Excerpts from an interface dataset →
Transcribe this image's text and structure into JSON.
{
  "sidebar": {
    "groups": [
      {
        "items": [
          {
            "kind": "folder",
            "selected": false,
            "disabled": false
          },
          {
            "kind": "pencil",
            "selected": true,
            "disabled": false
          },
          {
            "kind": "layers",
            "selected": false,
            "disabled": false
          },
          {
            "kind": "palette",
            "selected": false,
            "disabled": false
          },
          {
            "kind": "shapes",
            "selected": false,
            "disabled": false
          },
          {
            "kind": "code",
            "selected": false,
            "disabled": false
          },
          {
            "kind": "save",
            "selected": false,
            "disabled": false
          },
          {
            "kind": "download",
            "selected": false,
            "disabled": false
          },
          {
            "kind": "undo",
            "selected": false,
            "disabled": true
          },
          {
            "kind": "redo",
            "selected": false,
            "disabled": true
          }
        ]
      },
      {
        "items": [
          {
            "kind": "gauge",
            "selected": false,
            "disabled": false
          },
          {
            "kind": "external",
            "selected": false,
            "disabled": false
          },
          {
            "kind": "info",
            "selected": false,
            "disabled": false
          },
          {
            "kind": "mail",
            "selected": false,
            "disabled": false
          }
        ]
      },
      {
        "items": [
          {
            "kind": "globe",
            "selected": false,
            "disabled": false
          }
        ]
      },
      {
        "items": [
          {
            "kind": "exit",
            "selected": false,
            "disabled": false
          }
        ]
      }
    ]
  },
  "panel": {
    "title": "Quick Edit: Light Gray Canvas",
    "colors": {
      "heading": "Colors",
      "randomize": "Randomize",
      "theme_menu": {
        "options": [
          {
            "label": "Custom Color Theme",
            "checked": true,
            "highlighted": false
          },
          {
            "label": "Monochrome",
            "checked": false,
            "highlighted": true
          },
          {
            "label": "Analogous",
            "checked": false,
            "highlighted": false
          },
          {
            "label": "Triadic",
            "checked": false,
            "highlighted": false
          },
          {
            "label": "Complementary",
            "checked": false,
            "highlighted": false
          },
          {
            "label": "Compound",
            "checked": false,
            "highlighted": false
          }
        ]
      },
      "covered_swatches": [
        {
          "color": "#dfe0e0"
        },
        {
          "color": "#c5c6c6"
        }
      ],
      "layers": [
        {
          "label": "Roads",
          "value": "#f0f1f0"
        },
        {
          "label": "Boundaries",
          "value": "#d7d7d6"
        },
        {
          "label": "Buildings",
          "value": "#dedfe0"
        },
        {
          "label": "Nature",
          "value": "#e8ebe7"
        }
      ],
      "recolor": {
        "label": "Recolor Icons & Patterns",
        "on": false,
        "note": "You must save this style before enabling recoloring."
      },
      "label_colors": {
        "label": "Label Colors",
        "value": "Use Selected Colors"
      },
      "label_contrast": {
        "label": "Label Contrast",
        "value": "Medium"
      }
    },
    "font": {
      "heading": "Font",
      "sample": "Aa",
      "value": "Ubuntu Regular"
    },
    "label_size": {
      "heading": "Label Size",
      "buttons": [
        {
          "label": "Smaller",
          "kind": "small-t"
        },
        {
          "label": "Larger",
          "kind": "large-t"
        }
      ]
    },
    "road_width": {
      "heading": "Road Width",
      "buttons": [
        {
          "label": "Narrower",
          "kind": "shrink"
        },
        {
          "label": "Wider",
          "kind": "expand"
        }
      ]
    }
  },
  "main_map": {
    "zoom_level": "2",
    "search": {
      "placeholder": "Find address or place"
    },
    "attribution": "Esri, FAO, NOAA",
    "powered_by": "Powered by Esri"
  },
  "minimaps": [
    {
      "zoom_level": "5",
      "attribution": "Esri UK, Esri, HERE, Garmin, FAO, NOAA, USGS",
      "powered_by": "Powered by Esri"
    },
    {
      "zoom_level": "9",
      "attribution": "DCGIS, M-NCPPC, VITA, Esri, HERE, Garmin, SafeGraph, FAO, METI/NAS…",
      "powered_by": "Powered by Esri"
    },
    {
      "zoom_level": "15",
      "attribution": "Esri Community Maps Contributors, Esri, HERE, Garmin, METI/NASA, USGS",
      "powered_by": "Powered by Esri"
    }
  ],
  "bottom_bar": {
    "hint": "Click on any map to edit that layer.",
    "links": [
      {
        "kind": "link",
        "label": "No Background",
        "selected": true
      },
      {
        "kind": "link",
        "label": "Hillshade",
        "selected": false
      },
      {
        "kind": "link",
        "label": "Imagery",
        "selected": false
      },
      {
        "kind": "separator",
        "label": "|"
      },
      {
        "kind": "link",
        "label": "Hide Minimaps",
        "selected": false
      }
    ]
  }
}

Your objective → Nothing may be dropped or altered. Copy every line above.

Solution to the exercise →
Transcribe this image's text and structure into JSON.
{
  "sidebar": {
    "groups": [
      {
        "items": [
          {
            "kind": "folder",
            "selected": false,
            "disabled": false
          },
          {
            "kind": "pencil",
            "selected": true,
            "disabled": false
          },
          {
            "kind": "layers",
            "selected": false,
            "disabled": false
          },
          {
            "kind": "palette",
            "selected": false,
            "disabled": false
          },
          {
            "kind": "shapes",
            "selected": false,
            "disabled": false
          },
          {
            "kind": "code",
            "selected": false,
            "disabled": false
          },
          {
            "kind": "save",
            "selected": false,
            "disabled": false
          },
          {
            "kind": "download",
            "selected": false,
            "disabled": false
          },
          {
            "kind": "undo",
            "selected": false,
            "disabled": true
          },
          {
            "kind": "redo",
            "selected": false,
            "disabled": true
          }
        ]
      },
      {
        "items": [
          {
            "kind": "gauge",
            "selected": false,
            "disabled": false
          },
          {
            "kind": "external",
            "selected": false,
            "disabled": false
          },
          {
            "kind": "info",
            "selected": false,
            "disabled": false
          },
          {
            "kind": "mail",
            "selected": false,
            "disabled": false
          }
        ]
      },
      {
        "items": [
          {
            "kind": "globe",
            "selected": false,
            "disabled": false
          }
        ]
      },
      {
        "items": [
          {
            "kind": "exit",
            "selected": false,
            "disabled": false
          }
        ]
      }
    ]
  },
  "panel": {
    "title": "Quick Edit: Light Gray Canvas",
    "colors": {
      "heading": "Colors",
      "randomize": "Randomize",
      "theme_menu": {
        "options": [
          {
            "label": "Custom Color Theme",
            "checked": true,
            "highlighted": false
          },
          {
            "label": "Monochrome",
            "checked": false,
            "highlighted": true
          },
          {
            "label": "Analogous",
            "checked": false,
            "highlighted": false
          },
          {
            "label": "Triadic",
            "checked": false,
            "highlighted": false
          },
          {
            "label": "Complementary",
            "checked": false,
            "highlighted": false
          },
          {
            "label": "Compound",
            "checked": false,
            "highlighted": false
          }
        ]
      },
      "covered_swatches": [
        {
          "color": "#dfe0e0"
        },
        {
          "color": "#c5c6c6"
        }
      ],
      "layers": [
        {
          "label": "Roads",
          "value": "#f0f1f0"
        },
        {
          "label": "Boundaries",
          "value": "#d7d7d6"
        },
        {
          "label": "Buildings",
          "value": "#dedfe0"
        },
        {
          "label": "Nature",
          "value": "#e8ebe7"
        }
      ],
      "recolor": {
        "label": "Recolor Icons & Patterns",
        "on": false,
        "note": "You must save this style before enabling recoloring."
      },
      "label_colors": {
        "label": "Label Colors",
        "value": "Use Selected Colors"
      },
      "label_contrast": {
        "label": "Label Contrast",
        "value": "Medium"
      }
    },
    "font": {
      "heading": "Font",
      "sample": "Aa",
      "value": "Ubuntu Regular"
    },
    "label_size": {
      "heading": "Label Size",
      "buttons": [
        {
          "label": "Smaller",
          "kind": "small-t"
        },
        {
          "label": "Larger",
          "kind": "large-t"
        }
      ]
    },
    "road_width": {
      "heading": "Road Width",
      "buttons": [
        {
          "label": "Narrower",
          "kind": "shrink"
        },
        {
          "label": "Wider",
          "kind": "expand"
        }
      ]
    }
  },
  "main_map": {
    "zoom_level": "2",
    "search": {
      "placeholder": "Find address or place"
    },
    "attribution": "Esri, FAO, NOAA",
    "powered_by": "Powered by Esri"
  },
  "minimaps": [
    {
      "zoom_level": "5",
      "attribution": "Esri UK, Esri, HERE, Garmin, FAO, NOAA, USGS",
      "powered_by": "Powered by Esri"
    },
    {
      "zoom_level": "9",
      "attribution": "DCGIS, M-NCPPC, VITA, Esri, HERE, Garmin, SafeGraph, FAO, METI/NAS…",
      "powered_by": "Powered by Esri"
    },
    {
      "zoom_level": "15",
      "attribution": "Esri Community Maps Contributors, Esri, HERE, Garmin, METI/NASA, USGS",
      "powered_by": "Powered by Esri"
    }
  ],
  "bottom_bar": {
    "hint": "Click on any map to edit that layer.",
    "links": [
      {
        "kind": "link",
        "label": "No Background",
        "selected": true
      },
      {
        "kind": "link",
        "label": "Hillshade",
        "selected": false
      },
      {
        "kind": "link",
        "label": "Imagery",
        "selected": false
      },
      {
        "kind": "separator",
        "label": "|"
      },
      {
        "kind": "link",
        "label": "Hide Minimaps",
        "selected": false
      }
    ]
  }
}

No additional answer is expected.